e was impassioned for war, as his enemies pretended, but because he was the friend of philosophy, freedom of industry, and colonial independence. Thoroughly a Frenchman, as Chatham was thoroughly an Englishman, he longed to renovate France that she might revenge the wounds inflicted on her glory. For this end he had sought to improve her finances, restore her marine, reform her army, and surround her by allies. Marie Antoinette, the wife of the Dauphin, was a pledge for the friendship of Austria; Prussia was conciliated; while the Family Compact insured at Naples and in the Spanish peninsula the predominance of France, which had nothing but friends from the Bosphorus to Cadiz. It marks the sway of philosophy that crowds paid their homage to the retiring Statesman; he was dear to the Parliaments he had defended, to men of letters he had encouraged, and to Frenchmen whose hearts beat for the honor of their land in its rivalry with England. His policy was so identified with the pa
lace as his mistress. In return, she adored royalty and sided against the philosophers. The power which had been snatched from those to whom by the constitution it belonged, was bestowed on her; and, in the country of Montesquieu and Turgot, an abandoned female who pleased the lewd fancies of an intemperate old man, became the symbol and the support of absolute monarchy. The king of England likewise had no higher ob- Sept. ject than to confirm his authority. The ministers ot Prussia, Austria, and Russia, were signing at St. Petersburg the treaty for the first partition of Poland; he neither questioned its justice nor inquired into its motives. Towards European affairs the British policy, like that of France, was one of inertness and peace.

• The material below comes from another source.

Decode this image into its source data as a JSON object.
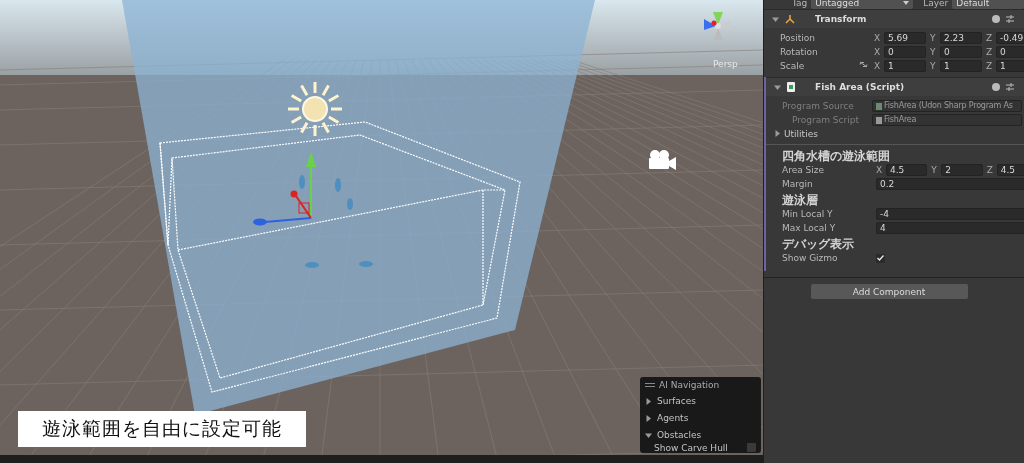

Poland might perish, and one province after another be wrested from the Porte, that Louis the Fifteenth might repose in voluptuous indulgence, and George the Third obtain leisure to reduce America. There, in New England, the marriage vow